Unfortunately, high heels are bad news for your floors as well as your body. They are the number one cause of dents in hardwood floors, because high heels, especially stilettos, transmit a large amount of pressure in a very small area. In fact, a 100 pound woman in high heels exerts more pressure per square inch than a 6,000 pound elephant standing on all fours. Need I say more?

Photo: Southern Oaks Flooring, Nashville, TN

Clip your pets' nails or take them to the salon to get acrylic ones.

Ok, so the last part of this tip could be a little confusing. If you can't clip your pet's nails, like we suggest in this blog post on pet-friendly flooring, there is an alternative.

A company called Soft Paws makes nail caps for cats and dogs that protect doors, walls, furniture, and hardwood flooring. They're safe, humane, and painless; despite all this, your cat will probably still hate you for making them wear acrylic nails. But if you can't dress up your pets in ridiculous outfits and outlandishly colored nails, what are they there for?
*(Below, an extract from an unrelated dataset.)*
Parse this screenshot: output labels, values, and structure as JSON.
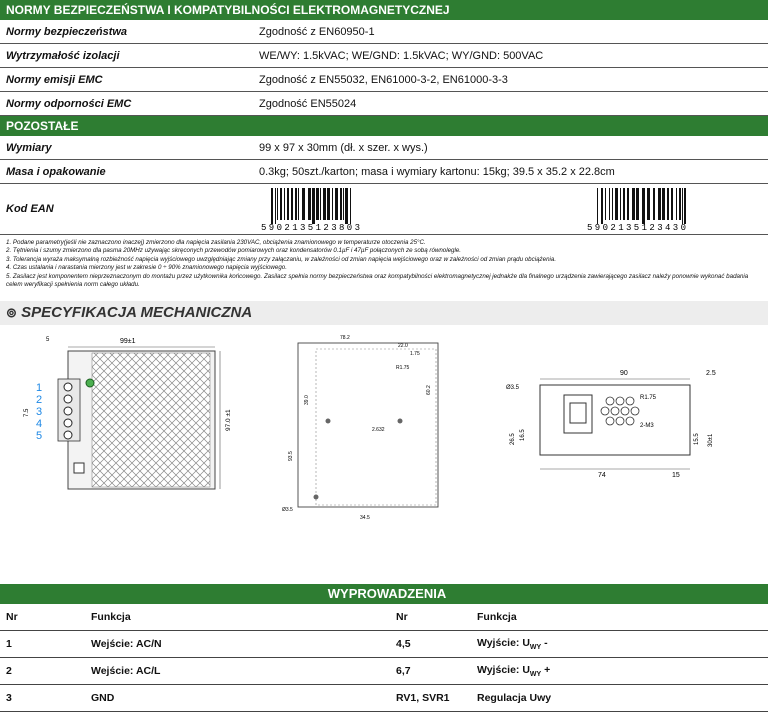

Also, we have no connection with Soft Paws. I'm sure there are plenty of other products that promise to protect hardwood floors from pets. But do they come in colors called Pink Passion and Hot Topic? That is the question.

The last maintenance tip is to just use common sense. If a high heel or dog's paw can damage hardwood floors, you can imagine what heavier and sharper objects can do. Remember: an ounce of prevention is worth a pound of cure! (And an ounce of pretention is worth a pound of manure, Steel Magnolia fans.)

Now that you know preventative measures, let's move on to cleaning hardwood floors.

First and foremost, follow the manufacturer's instructions.

Every box of flooring (or finish, if you're starting with untreated wood) comes with specific cleaning instructions issued directly by the manufacturer. The best advice we have is to follow those instructions! If you long ago discarded that information, don't worry. The vast majority of hardwood flooring requires the same basic care.